In Robert Hughes’s book on Goya he refers to transmissions in Bourbon Spain (e.g. a lamb born dead, a river crossed and the story is the lamb was born with two heads, a wood crossed & it is now demonic, and priests charge the public for prayers of protection). The monsters in Goya’s Spain were everywhere (the church, the royalty, Napoleon’s army). I think about why it is Goya for me, and whether it is that he is one of the first artists whose works I immediately feel both as intense personal and physical response while also feeling connected those in history who too felt an intense response. Or if I am, as I worried earlier, a deeply clichéd consumer of art. But it is also that the response is at once a communal sense and individual, in the way that similarly sparks when I read about histories of uprisings & revolt.


Kyle Chandler (Dr Mark Russell but also Coach Taylor from Friday Night Lights) and Vera Farmiga (Dr Emma Russell) play ex-spouses in Godzilla: King of the Monsters (2019). They come into a moment of conflict when it is revealed Dr Emma’s plan is to unleash the monsters to return balance to the earth that humans have destroyed (a line with shades of eco-fascism that reminds me of another monster in a recent film franchise who disappears half of the universe at random to address overpopulation and overconsumption). I put on the Godzilla film to watch while I did my extremely mundane knee rehab exercises (pistol squats, side plank leg raises, hollow holds) & turned it off halfway through when my boyfriend gently pointed out I had commandeered the living room for many hours. A hollow hold sounds like a gothic jiujitsu position (it’s actually a core strength exercise). Our Netflix subscription ended and I never saw the rest of the movie. I managed to take its main point: What if Monsters Are The Solution? Something about morality and Coach Taylor were the rest of the point, though my memory is fading now.

I have a kneejerk reflex (strong annoyance/mild rage) whenever I see someone point to overpopulation in climate crisis debate, because most of these critiques are usually racist i.e. they identify the problem mostly in non-western countries.

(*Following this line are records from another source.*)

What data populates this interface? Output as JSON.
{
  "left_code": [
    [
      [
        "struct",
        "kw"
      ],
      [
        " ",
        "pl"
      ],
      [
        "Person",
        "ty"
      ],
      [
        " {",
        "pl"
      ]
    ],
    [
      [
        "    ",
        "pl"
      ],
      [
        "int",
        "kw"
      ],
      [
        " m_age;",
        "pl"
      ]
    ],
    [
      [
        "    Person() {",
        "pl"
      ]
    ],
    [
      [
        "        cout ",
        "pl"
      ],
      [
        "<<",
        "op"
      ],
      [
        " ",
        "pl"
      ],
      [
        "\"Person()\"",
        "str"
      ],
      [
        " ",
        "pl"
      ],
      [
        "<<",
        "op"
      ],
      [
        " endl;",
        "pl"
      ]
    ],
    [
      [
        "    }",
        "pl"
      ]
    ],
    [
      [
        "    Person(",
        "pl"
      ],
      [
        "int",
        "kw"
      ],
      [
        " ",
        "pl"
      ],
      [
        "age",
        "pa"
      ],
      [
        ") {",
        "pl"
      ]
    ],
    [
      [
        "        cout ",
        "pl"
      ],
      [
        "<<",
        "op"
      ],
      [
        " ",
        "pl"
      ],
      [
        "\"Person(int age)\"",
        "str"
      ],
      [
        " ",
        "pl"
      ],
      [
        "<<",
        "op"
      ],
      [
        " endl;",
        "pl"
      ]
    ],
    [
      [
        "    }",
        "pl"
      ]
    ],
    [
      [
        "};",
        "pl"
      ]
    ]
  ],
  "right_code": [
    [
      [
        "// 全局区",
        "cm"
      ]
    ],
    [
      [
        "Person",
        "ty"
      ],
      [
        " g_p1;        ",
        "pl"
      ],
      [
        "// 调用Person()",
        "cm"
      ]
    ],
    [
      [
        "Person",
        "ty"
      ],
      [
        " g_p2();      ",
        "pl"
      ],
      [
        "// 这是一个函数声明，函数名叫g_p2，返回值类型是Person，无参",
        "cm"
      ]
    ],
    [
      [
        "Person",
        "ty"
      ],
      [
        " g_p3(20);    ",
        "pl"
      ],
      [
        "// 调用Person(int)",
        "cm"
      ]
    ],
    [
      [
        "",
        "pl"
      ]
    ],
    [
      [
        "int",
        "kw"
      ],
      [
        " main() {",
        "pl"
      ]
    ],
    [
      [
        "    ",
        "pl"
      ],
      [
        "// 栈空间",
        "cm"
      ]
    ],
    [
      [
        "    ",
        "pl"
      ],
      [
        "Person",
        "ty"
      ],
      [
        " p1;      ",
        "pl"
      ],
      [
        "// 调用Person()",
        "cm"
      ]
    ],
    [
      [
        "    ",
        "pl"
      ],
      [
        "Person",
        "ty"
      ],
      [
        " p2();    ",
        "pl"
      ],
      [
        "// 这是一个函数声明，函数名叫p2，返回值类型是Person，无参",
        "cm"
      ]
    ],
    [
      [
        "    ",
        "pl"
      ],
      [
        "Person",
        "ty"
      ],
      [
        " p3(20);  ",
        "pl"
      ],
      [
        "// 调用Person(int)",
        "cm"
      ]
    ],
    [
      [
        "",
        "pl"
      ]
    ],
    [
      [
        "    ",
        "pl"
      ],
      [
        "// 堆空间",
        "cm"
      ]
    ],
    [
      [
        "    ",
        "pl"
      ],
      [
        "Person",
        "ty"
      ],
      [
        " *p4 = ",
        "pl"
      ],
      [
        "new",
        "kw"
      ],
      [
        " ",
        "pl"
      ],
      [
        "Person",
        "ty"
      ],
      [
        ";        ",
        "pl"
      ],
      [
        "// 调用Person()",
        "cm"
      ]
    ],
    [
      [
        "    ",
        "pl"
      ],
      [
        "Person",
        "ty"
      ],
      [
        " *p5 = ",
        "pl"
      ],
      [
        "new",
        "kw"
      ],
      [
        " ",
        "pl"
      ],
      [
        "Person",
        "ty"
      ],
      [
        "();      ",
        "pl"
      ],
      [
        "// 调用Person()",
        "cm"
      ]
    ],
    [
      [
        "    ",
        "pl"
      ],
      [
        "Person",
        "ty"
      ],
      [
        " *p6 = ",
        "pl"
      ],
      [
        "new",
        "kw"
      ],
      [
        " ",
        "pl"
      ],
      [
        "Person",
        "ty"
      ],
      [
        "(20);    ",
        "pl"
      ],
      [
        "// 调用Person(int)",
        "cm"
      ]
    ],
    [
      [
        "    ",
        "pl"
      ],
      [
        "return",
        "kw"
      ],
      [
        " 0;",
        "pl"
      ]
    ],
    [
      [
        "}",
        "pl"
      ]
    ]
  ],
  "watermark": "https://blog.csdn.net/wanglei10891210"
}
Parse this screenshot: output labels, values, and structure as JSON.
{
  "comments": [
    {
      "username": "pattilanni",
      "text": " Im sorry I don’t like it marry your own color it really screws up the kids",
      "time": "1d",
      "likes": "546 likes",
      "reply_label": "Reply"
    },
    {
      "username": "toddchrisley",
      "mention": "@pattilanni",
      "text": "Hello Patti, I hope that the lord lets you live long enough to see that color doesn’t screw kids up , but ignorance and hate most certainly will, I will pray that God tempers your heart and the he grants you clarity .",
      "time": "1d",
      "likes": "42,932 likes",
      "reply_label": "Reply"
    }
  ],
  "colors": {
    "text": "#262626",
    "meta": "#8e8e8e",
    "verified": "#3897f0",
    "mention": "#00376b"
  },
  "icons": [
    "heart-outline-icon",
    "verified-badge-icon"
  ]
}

There are countries whose national carbon footprints are horrific, but are presented in a way that obscures the circuits of global capitalism which allows wealthier nations to still profit and/or benefit from the large carbon footprints of developing nations (not to mention disproportionate plundering of environments and unsafe labour practices).

If we are priming the earth for a monstrous response that gazes into the heart of the animals central to this world (that is all of them, especially the dangerous ones), we have the literature on hand (Godzilla films, Jurassic Park, Detective Pikachu).


At times, for reasons I cannot explain, I find myself thinking of the guinea baboons that were transported from the Paris zoo to Kent, England, who had learned to recognise the sounds of human language, and so when they heard their keeper call them to lunch, they understood, but in Kent, the keepers were unable to make this stick. When they realised the baboons had learned the command—déjeuner—they had to switch to speaking French, not just to announce lunch but also for all their commands, and only to the guinea baboons, who were now able to continue settling in. ‘I expect we’ll just have to carry on speaking French to them forever’.5


David Ward, ‘Parlez-vous baboon? Zoo keepers bridge gap’, The Guardian, 2005.

I worry the intense emotions I experience when it comes to monsters, or milder yet terrifying regular animals, are at odds with my communist desires (the world sets us up to care about humans or animals at the expense of the other). This is not a helpful or even true distinction but the chasm is wide. And yet I only know this: there has been no coherent vision for a communist world. The monster cycle of rise and defeat reinforces our domination, despite the appearance of reset buttons. The monsters remain crucial to future imaginations. I remember Goya’s goat, and Toothless. The lessons of desire meeting fear: how these contain and repel a possible future.